Even this may change in the coming years, as it’s expected that before long, schools will be able to use AI to mark and grade homework and other classwork, as machine learning and language processing improve. AI will also be able to co-create individual syllabi for students according to their interests and needs.
But while we’ve heard about fears of AI taking our jobs, in most cases – like with teaching – it will play a secondary role. Speaking at Learnovate, Jim Butler of Fishtree said:
Teachers are teachers for a reason. Automation can’t make all the detailed social decisions that are needed in the classroom, but it can certainly help with creating classes, correcting homework, and with students and their parents struggling with homework.
Where the legwork is already done, teachers will have more time to focus on their students individually.
Although teachers won’t be replaced any time soon, it is possible that robots will form part of their back-up support. In Singapore, humanoid robots Pepper and Nao have been working as robotic teaching aides. Nao has even been working at a primary school in Birmingham, where it was used to support children who had autism by helping them to learn social cues. Robots could make social exchanges easier for children with autism by adjusting and simplifying their interactions.
Pepper and Nao are one example of how accessibility to education may improve in the coming years, but as learning moves increasingly online, today more people across the world are able to access as much free education as they could ever need. As access to internet improves both in Ireland and elsewhere in the world, so too will the ability to learn.

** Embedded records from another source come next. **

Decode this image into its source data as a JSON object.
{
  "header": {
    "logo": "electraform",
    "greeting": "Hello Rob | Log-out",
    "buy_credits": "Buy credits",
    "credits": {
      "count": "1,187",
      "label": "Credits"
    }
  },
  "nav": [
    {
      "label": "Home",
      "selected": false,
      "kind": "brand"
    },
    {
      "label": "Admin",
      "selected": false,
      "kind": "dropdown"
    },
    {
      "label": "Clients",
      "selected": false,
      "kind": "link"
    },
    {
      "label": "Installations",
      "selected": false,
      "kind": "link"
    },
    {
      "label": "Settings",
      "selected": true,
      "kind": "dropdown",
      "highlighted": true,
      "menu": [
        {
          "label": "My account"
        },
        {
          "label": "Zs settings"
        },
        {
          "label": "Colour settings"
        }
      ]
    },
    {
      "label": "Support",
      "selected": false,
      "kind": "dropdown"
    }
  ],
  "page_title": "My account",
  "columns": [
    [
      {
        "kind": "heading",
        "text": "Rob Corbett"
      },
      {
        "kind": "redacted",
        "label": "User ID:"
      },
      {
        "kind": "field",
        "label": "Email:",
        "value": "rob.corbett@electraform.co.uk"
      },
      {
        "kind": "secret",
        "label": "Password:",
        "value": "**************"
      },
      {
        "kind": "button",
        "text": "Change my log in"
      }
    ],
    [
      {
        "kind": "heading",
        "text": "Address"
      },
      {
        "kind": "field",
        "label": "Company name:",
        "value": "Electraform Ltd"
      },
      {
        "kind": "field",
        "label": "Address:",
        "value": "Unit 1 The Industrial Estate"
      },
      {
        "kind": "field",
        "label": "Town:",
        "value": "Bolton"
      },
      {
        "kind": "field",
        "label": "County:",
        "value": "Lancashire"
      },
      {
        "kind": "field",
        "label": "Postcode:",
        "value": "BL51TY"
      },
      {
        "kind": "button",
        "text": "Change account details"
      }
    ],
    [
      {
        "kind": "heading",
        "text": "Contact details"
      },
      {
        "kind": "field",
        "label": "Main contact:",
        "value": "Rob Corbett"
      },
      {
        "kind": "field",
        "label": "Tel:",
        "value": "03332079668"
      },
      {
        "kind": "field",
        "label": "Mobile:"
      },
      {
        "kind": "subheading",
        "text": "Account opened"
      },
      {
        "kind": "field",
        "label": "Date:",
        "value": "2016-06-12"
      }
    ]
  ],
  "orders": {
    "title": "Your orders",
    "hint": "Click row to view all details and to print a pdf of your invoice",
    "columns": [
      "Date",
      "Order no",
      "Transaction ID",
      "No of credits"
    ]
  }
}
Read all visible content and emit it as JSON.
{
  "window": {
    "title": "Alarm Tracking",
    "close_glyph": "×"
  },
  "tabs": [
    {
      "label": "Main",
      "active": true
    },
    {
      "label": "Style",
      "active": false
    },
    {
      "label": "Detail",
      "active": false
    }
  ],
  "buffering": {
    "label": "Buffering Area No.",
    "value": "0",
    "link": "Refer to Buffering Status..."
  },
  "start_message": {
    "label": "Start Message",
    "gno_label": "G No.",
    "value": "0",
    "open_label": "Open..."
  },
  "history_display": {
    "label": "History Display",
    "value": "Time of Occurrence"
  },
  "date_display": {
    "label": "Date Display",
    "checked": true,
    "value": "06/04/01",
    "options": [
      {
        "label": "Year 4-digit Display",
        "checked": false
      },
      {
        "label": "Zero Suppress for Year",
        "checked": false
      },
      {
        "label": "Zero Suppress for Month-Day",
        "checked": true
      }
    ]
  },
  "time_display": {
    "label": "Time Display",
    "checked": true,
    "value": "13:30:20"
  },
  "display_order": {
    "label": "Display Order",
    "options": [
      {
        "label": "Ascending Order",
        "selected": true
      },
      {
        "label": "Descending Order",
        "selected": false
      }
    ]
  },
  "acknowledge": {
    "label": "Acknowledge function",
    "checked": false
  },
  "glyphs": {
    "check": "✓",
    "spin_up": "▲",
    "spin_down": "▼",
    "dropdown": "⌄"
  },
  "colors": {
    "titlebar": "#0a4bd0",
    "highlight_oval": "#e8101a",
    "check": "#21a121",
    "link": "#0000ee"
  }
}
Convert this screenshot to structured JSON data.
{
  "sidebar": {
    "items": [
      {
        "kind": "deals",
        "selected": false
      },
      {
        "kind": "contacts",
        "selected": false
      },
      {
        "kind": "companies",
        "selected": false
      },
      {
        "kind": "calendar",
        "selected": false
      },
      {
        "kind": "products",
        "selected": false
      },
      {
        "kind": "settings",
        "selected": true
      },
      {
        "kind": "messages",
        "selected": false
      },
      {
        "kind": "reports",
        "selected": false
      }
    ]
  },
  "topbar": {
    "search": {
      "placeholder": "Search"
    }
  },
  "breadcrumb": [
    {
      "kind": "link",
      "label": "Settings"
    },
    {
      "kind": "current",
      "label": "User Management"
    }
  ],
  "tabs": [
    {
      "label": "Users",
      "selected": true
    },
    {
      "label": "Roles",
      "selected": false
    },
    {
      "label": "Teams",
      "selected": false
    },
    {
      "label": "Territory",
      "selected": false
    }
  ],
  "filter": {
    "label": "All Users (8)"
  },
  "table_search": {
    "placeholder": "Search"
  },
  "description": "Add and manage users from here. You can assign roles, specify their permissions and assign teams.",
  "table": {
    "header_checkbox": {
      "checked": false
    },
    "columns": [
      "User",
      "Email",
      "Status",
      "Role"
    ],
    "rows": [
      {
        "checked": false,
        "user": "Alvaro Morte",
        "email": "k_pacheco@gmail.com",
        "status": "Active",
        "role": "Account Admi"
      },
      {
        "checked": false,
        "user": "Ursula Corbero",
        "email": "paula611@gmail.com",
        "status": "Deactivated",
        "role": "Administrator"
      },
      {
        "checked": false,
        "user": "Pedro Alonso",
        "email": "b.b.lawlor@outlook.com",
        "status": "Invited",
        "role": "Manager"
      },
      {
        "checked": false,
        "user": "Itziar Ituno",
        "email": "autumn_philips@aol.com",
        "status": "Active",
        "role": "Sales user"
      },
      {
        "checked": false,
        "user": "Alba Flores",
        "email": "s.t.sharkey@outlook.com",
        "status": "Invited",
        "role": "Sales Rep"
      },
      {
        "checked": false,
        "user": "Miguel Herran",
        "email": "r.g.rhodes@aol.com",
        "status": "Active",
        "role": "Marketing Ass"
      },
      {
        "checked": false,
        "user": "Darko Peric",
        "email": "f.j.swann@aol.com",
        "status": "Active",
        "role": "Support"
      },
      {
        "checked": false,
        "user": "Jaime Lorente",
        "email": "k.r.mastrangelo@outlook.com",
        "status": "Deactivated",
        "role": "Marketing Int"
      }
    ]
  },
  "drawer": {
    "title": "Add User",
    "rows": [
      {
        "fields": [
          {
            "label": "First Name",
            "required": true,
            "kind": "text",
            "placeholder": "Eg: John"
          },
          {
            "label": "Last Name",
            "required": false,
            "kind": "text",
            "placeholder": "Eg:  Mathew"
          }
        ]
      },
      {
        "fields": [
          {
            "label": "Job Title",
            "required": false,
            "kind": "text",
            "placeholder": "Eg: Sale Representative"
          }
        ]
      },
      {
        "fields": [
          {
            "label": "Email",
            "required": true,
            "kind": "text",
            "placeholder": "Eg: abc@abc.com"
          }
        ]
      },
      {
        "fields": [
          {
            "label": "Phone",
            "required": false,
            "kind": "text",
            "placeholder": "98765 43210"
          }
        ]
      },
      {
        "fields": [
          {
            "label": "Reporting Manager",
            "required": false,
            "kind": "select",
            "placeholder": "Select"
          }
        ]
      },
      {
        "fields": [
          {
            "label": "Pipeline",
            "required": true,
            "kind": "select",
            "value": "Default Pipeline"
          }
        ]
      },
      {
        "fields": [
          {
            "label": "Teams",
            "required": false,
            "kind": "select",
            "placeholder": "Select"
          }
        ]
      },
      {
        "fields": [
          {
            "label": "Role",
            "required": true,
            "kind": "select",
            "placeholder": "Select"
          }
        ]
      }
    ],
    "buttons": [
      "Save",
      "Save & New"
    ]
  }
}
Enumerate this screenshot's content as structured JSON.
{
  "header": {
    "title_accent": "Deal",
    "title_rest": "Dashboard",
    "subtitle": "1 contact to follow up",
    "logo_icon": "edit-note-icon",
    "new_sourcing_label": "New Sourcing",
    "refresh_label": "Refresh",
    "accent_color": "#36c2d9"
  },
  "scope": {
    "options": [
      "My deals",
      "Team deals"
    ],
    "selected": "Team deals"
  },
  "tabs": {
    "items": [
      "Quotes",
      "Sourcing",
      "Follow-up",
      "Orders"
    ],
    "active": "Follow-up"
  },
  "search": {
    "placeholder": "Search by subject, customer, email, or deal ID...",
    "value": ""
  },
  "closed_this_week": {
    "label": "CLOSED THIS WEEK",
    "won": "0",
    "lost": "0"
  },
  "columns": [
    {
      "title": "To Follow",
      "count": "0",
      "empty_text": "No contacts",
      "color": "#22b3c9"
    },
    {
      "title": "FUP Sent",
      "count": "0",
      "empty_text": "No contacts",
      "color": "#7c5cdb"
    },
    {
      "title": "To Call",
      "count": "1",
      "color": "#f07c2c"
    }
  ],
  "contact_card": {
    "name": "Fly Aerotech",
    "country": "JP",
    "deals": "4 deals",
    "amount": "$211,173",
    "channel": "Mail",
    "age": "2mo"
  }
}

The quality of this education is also likely to improve as trainable AI will be able to observe a physical class and then create a template for the online version of the course. This could also include immersive AR and VR experiences, such as those offered by Google Expeditions, which take a class on school tour without ever leaving the classroom. Now that we are living and working for longer, online lifelong learning is more likely to become a requirement rather than an option to keep up in the workplace.
As we know, education and learning are vitally important for making our way in the world. The content of that education as well as the way it is delivered is being impacted by technology and changes in our working lives.
However, it is likely that Ireland will have to mend some of the issues with the system we have currently – which include having some of the largest school class sizes in the developed world, patchy internet access, time-strapped teachers and high costs for parents and families – before we can start to fully realise the benefits of digitally-enhanced education.